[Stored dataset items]
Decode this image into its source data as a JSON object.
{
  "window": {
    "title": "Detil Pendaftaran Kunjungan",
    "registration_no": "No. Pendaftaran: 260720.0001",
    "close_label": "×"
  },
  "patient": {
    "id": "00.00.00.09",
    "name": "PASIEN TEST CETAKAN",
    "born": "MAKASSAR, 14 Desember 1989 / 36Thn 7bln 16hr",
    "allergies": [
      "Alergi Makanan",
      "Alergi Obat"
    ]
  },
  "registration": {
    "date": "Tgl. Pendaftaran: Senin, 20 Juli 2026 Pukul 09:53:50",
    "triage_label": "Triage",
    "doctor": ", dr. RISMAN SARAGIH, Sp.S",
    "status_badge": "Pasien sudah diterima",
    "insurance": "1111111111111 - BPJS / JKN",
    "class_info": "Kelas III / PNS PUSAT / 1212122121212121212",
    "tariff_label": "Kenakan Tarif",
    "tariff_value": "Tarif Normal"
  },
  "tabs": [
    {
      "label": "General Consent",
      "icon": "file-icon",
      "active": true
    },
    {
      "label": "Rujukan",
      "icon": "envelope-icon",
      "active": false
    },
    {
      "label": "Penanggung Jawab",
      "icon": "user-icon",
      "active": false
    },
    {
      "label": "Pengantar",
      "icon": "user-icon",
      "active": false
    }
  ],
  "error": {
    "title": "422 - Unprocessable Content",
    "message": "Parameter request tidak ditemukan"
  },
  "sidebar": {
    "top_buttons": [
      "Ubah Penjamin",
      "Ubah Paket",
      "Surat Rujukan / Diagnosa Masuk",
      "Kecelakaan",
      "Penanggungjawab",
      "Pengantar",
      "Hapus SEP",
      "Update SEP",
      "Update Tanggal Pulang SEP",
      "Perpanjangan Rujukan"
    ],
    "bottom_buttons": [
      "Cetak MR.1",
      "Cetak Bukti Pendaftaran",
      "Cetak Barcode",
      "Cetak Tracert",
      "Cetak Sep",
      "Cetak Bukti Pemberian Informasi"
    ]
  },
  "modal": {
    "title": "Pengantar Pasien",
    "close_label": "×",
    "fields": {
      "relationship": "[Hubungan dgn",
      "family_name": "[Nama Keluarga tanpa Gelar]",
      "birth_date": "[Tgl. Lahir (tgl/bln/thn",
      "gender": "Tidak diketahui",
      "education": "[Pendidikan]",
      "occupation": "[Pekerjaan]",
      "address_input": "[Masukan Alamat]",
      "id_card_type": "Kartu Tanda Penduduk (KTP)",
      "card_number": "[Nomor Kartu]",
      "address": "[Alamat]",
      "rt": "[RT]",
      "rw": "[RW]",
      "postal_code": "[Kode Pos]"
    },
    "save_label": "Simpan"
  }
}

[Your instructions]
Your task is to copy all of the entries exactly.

[Your solution]
Decode this image into its source data as a JSON object.
{
  "window": {
    "title": "Detil Pendaftaran Kunjungan",
    "registration_no": "No. Pendaftaran: 260720.0001",
    "close_label": "×"
  },
  "patient": {
    "id": "00.00.00.09",
    "name": "PASIEN TEST CETAKAN",
    "born": "MAKASSAR, 14 Desember 1989 / 36Thn 7bln 16hr",
    "allergies": [
      "Alergi Makanan",
      "Alergi Obat"
    ]
  },
  "registration": {
    "date": "Tgl. Pendaftaran: Senin, 20 Juli 2026 Pukul 09:53:50",
    "triage_label": "Triage",
    "doctor": ", dr. RISMAN SARAGIH, Sp.S",
    "status_badge": "Pasien sudah diterima",
    "insurance": "1111111111111 - BPJS / JKN",
    "class_info": "Kelas III / PNS PUSAT / 1212122121212121212",
    "tariff_label": "Kenakan Tarif",
    "tariff_value": "Tarif Normal"
  },
  "tabs": [
    {
      "label": "General Consent",
      "icon": "file-icon",
      "active": true
    },
    {
      "label": "Rujukan",
      "icon": "envelope-icon",
      "active": false
    },
    {
      "label": "Penanggung Jawab",
      "icon": "user-icon",
      "active": false
    },
    {
      "label": "Pengantar",
      "icon": "user-icon",
      "active": false
    }
  ],
  "error": {
    "title": "422 - Unprocessable Content",
    "message": "Parameter request tidak ditemukan"
  },
  "sidebar": {
    "top_buttons": [
      "Ubah Penjamin",
      "Ubah Paket",
      "Surat Rujukan / Diagnosa Masuk",
      "Kecelakaan",
      "Penanggungjawab",
      "Pengantar",
      "Hapus SEP",
      "Update SEP",
      "Update Tanggal Pulang SEP",
      "Perpanjangan Rujukan"
    ],
    "bottom_buttons": [
      "Cetak MR.1",
      "Cetak Bukti Pendaftaran",
      "Cetak Barcode",
      "Cetak Tracert",
      "Cetak Sep",
      "Cetak Bukti Pemberian Informasi"
    ]
  },
  "modal": {
    "title": "Pengantar Pasien",
    "close_label": "×",
    "fields": {
      "relationship": "[Hubungan dgn",
      "family_name": "[Nama Keluarga tanpa Gelar]",
      "birth_date": "[Tgl. Lahir (tgl/bln/thn",
      "gender": "Tidak diketahui",
      "education": "[Pendidikan]",
      "occupation": "[Pekerjaan]",
      "address_input": "[Masukan Alamat]",
      "id_card_type": "Kartu Tanda Penduduk (KTP)",
      "card_number": "[Nomor Kartu]",
      "address": "[Alamat]",
      "rt": "[RT]",
      "rw": "[RW]",
      "postal_code": "[Kode Pos]"
    },
    "save_label": "Simpan"
  }
}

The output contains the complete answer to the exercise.